Ridwan Madon

How can I combat toxic masculinity by creating a safe space for men to exercise their emotions?



Toxic masculinity stems from stereotypical masculine gender roles that prevent men from expressing their emotions. The research shows men are thought to be the dominant ‘alpha male’ and to limit their emotional range primarily to expressions of anger.

While there are men who can express their emotion, many are taught to suppress it. I was brought up in a household where I could not express my emotions. It was always a constant battle between what I felt and what I was taught to feel.

I was also a part of a deeply misogynistic, male-dominated space where my male friends behaved in a sexist way, verbal abuse was common. I witnessed how they internalized the societal message that sexual objectification is innocuous. They lack empathy toward women and feel entitled to objectify women. They disturbingly see issues like harassment, verbal and physical abuse, and violence as normal. Their ignorance is an affirmation of their masculinity.

But there are men who want to speak out against misogyny.

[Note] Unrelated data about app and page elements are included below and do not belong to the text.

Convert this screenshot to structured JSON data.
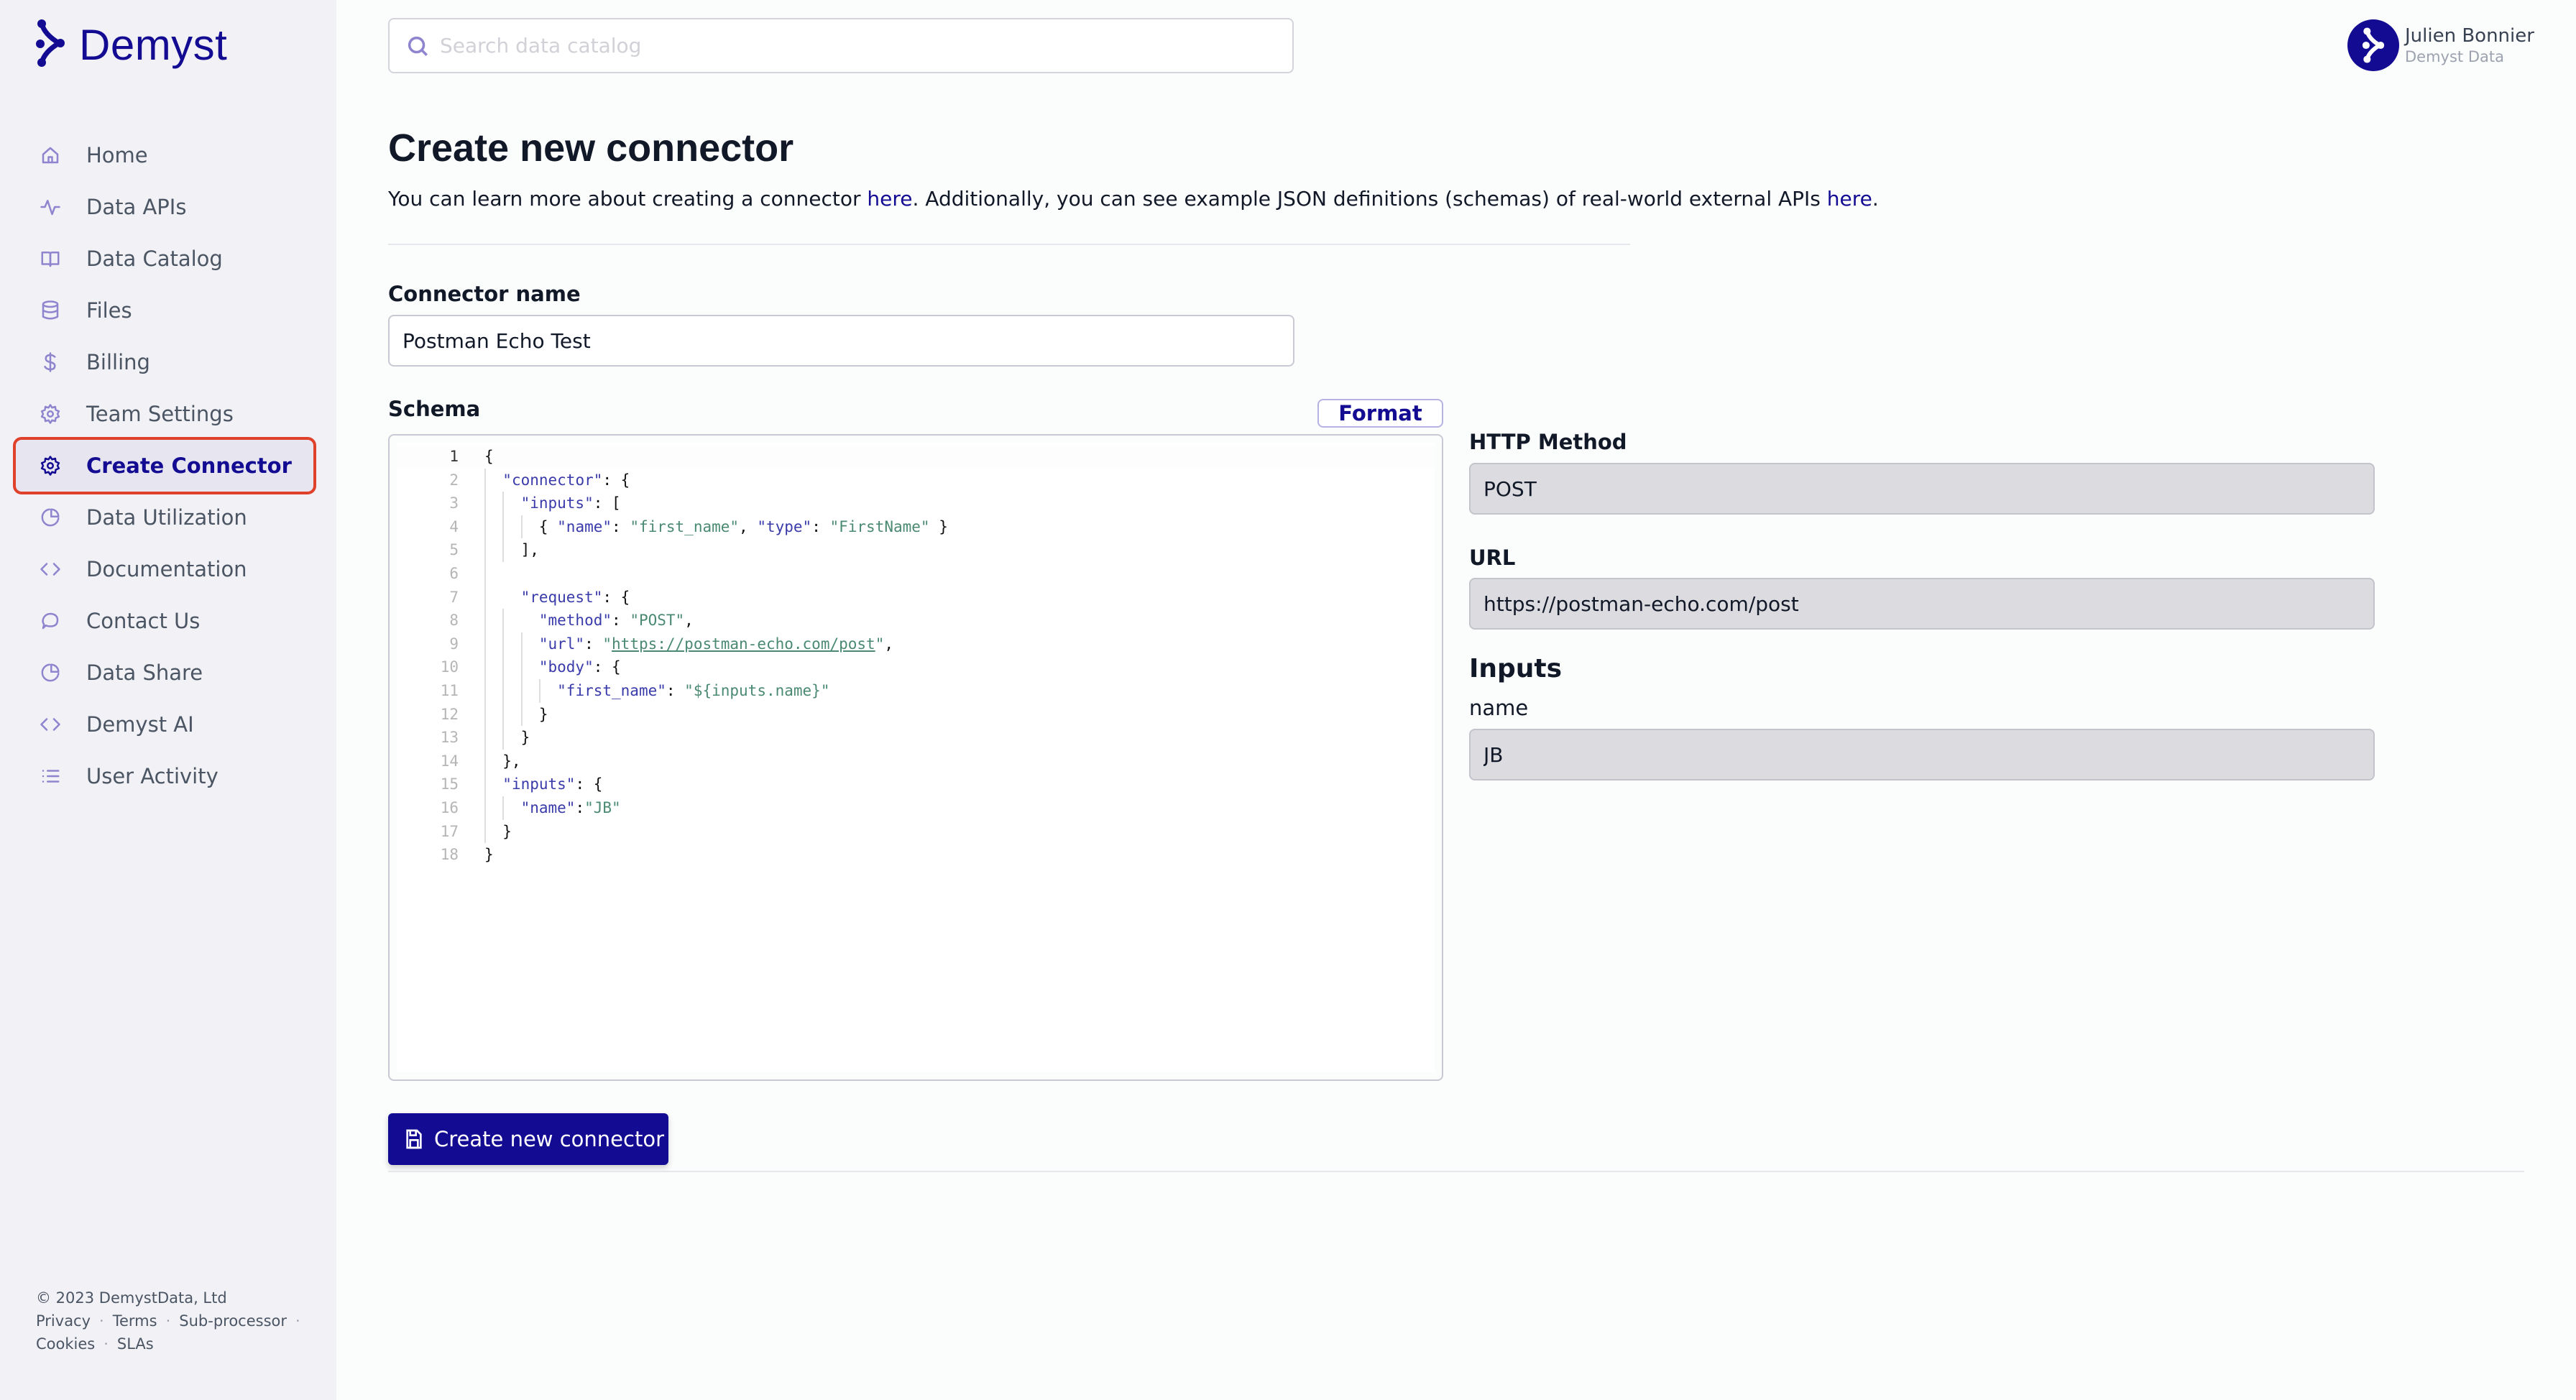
{
  "app": {
    "brand": "Demyst",
    "brand_color": "#130c93",
    "highlight_color": "#e0412b"
  },
  "sidebar": {
    "items": [
      {
        "label": "Home",
        "icon": "home-icon",
        "active": false
      },
      {
        "label": "Data APIs",
        "icon": "activity-icon",
        "active": false
      },
      {
        "label": "Data Catalog",
        "icon": "book-icon",
        "active": false
      },
      {
        "label": "Files",
        "icon": "database-icon",
        "active": false
      },
      {
        "label": "Billing",
        "icon": "dollar-icon",
        "active": false
      },
      {
        "label": "Team Settings",
        "icon": "gear-icon",
        "active": false
      },
      {
        "label": "Create Connector",
        "icon": "gear-icon",
        "active": true
      },
      {
        "label": "Data Utilization",
        "icon": "pie-chart-icon",
        "active": false
      },
      {
        "label": "Documentation",
        "icon": "code-icon",
        "active": false
      },
      {
        "label": "Contact Us",
        "icon": "chat-icon",
        "active": false
      },
      {
        "label": "Data Share",
        "icon": "pie-chart-icon",
        "active": false
      },
      {
        "label": "Demyst AI",
        "icon": "code-icon",
        "active": false
      },
      {
        "label": "User Activity",
        "icon": "list-icon",
        "active": false
      }
    ],
    "footer": {
      "copyright": "© 2023 DemystData, Ltd",
      "links": [
        "Privacy",
        "Terms",
        "Sub-processor",
        "Cookies",
        "SLAs"
      ]
    }
  },
  "header": {
    "search_placeholder": "Search data catalog",
    "search_value": "",
    "user_name": "Julien Bonnier",
    "user_org": "Demyst Data"
  },
  "main": {
    "title": "Create new connector",
    "desc_part1": "You can learn more about creating a connector ",
    "desc_link1": "here",
    "desc_part2": ". Additionally, you can see example JSON definitions (schemas) of real-world external APIs ",
    "desc_link2": "here",
    "desc_part3": ".",
    "connector_name_label": "Connector name",
    "connector_name_value": "Postman Echo Test",
    "schema_label": "Schema",
    "format_button": "Format",
    "schema_lines": [
      "{",
      "  \"connector\": {",
      "    \"inputs\": [",
      "      { \"name\": \"first_name\", \"type\": \"FirstName\" }",
      "    ],",
      "",
      "    \"request\": {",
      "      \"method\": \"POST\",",
      "      \"url\": \"https://postman-echo.com/post\",",
      "      \"body\": {",
      "        \"first_name\": \"${inputs.name}\"",
      "      }",
      "    }",
      "  },",
      "  \"inputs\": {",
      "    \"name\":\"JB\"",
      "  }",
      "}"
    ],
    "active_line": 1,
    "http_method_label": "HTTP Method",
    "http_method_value": "POST",
    "url_label": "URL",
    "url_value": "https://postman-echo.com/post",
    "inputs_heading": "Inputs",
    "input_name_label": "name",
    "input_name_value": "JB",
    "submit_button": "Create new connector"
  }
}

However, because they feel isolated and alone in their discomfort, they do not say anything. Their silence, in turn, reinforces the false perception that only a few men want to engage in conversations around gender politics.

Rakan, which means ‘companion’ in the Malay Language, is a wearable chatbot that allows men to express their emotions. Users navigate open-ended questions designed to help them exercise their emotional intelligence. Because Rakan is a mobile wearable, users can also interact with it at their own time.

In conclusion, Rakan is the first step for men to exercise their emotions without social pressure. By giving them an intimate space to navigate through conversations, men can build their empathy, emotional intelligence, and interpersonal skills.